■ **EXERCISE AIM**:
A verbatim repeat of the records beneath this line is needed.

▽

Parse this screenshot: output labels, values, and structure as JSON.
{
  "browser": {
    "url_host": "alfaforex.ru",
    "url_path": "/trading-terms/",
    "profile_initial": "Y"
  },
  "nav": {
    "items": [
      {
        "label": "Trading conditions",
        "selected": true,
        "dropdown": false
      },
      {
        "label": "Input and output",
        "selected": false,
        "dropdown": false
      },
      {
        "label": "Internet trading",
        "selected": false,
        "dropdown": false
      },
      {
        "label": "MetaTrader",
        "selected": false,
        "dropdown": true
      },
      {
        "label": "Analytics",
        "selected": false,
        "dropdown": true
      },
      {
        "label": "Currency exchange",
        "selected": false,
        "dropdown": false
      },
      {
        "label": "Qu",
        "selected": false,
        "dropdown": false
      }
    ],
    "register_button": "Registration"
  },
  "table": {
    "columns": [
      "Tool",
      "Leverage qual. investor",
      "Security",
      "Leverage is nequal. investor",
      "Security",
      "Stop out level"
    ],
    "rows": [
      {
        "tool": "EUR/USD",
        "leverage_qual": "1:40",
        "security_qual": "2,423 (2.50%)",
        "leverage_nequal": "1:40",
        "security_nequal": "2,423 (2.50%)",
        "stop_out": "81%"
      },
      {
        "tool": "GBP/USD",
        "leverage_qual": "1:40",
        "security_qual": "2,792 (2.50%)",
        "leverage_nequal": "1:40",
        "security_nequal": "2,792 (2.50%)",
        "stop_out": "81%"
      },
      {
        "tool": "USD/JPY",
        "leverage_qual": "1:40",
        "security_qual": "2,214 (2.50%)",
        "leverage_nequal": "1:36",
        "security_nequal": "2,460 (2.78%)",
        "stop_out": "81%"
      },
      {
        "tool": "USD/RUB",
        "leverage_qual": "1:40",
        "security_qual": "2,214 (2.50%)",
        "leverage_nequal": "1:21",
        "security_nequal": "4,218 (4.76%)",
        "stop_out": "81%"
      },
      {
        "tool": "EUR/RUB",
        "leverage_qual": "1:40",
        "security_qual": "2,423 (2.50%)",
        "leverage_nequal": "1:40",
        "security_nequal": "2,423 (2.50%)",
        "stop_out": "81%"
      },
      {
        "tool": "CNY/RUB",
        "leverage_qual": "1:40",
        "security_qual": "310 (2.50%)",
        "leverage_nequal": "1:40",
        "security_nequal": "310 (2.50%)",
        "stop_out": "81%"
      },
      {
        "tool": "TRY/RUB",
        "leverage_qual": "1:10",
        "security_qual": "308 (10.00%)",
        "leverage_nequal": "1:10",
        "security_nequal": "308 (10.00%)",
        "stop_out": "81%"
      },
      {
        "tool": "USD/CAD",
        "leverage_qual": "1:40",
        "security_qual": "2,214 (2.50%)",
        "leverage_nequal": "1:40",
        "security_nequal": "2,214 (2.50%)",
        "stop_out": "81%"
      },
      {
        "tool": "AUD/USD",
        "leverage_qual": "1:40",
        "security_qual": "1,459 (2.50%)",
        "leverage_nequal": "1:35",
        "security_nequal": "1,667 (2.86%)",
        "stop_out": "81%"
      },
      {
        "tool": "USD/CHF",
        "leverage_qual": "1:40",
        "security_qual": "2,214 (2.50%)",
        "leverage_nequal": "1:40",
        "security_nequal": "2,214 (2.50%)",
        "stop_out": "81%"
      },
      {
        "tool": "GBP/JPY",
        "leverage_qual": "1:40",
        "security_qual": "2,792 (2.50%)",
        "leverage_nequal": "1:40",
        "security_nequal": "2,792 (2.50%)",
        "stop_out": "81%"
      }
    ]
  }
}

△

■ **RESPONSE**:
Parse this screenshot: output labels, values, and structure as JSON.
{
  "browser": {
    "url_host": "alfaforex.ru",
    "url_path": "/trading-terms/",
    "profile_initial": "Y"
  },
  "nav": {
    "items": [
      {
        "label": "Trading conditions",
        "selected": true,
        "dropdown": false
      },
      {
        "label": "Input and output",
        "selected": false,
        "dropdown": false
      },
      {
        "label": "Internet trading",
        "selected": false,
        "dropdown": false
      },
      {
        "label": "MetaTrader",
        "selected": false,
        "dropdown": true
      },
      {
        "label": "Analytics",
        "selected": false,
        "dropdown": true
      },
      {
        "label": "Currency exchange",
        "selected": false,
        "dropdown": false
      },
      {
        "label": "Qu",
        "selected": false,
        "dropdown": false
      }
    ],
    "register_button": "Registration"
  },
  "table": {
    "columns": [
      "Tool",
      "Leverage qual. investor",
      "Security",
      "Leverage is nequal. investor",
      "Security",
      "Stop out level"
    ],
    "rows": [
      {
        "tool": "EUR/USD",
        "leverage_qual": "1:40",
        "security_qual": "2,423 (2.50%)",
        "leverage_nequal": "1:40",
        "security_nequal": "2,423 (2.50%)",
        "stop_out": "81%"
      },
      {
        "tool": "GBP/USD",
        "leverage_qual": "1:40",
        "security_qual": "2,792 (2.50%)",
        "leverage_nequal": "1:40",
        "security_nequal": "2,792 (2.50%)",
        "stop_out": "81%"
      },
      {
        "tool": "USD/JPY",
        "leverage_qual": "1:40",
        "security_qual": "2,214 (2.50%)",
        "leverage_nequal": "1:36",
        "security_nequal": "2,460 (2.78%)",
        "stop_out": "81%"
      },
      {
        "tool": "USD/RUB",
        "leverage_qual": "1:40",
        "security_qual": "2,214 (2.50%)",
        "leverage_nequal": "1:21",
        "security_nequal": "4,218 (4.76%)",
        "stop_out": "81%"
      },
      {
        "tool": "EUR/RUB",
        "leverage_qual": "1:40",
        "security_qual": "2,423 (2.50%)",
        "leverage_nequal": "1:40",
        "security_nequal": "2,423 (2.50%)",
        "stop_out": "81%"
      },
      {
        "tool": "CNY/RUB",
        "leverage_qual": "1:40",
        "security_qual": "310 (2.50%)",
        "leverage_nequal": "1:40",
        "security_nequal": "310 (2.50%)",
        "stop_out": "81%"
      },
      {
        "tool": "TRY/RUB",
        "leverage_qual": "1:10",
        "security_qual": "308 (10.00%)",
        "leverage_nequal": "1:10",
        "security_nequal": "308 (10.00%)",
        "stop_out": "81%"
      },
      {
        "tool": "USD/CAD",
        "leverage_qual": "1:40",
        "security_qual": "2,214 (2.50%)",
        "leverage_nequal": "1:40",
        "security_nequal": "2,214 (2.50%)",
        "stop_out": "81%"
      },
      {
        "tool": "AUD/USD",
        "leverage_qual": "1:40",
        "security_qual": "1,459 (2.50%)",
        "leverage_nequal": "1:35",
        "security_nequal": "1,667 (2.86%)",
        "stop_out": "81%"
      },
      {
        "tool": "USD/CHF",
        "leverage_qual": "1:40",
        "security_qual": "2,214 (2.50%)",
        "leverage_nequal": "1:40",
        "security_nequal": "2,214 (2.50%)",
        "stop_out": "81%"
      },
      {
        "tool": "GBP/JPY",
        "leverage_qual": "1:40",
        "security_qual": "2,792 (2.50%)",
        "leverage_nequal": "1:40",
        "security_nequal": "2,792 (2.50%)",
        "stop_out": "81%"
      }
    ]
  }
}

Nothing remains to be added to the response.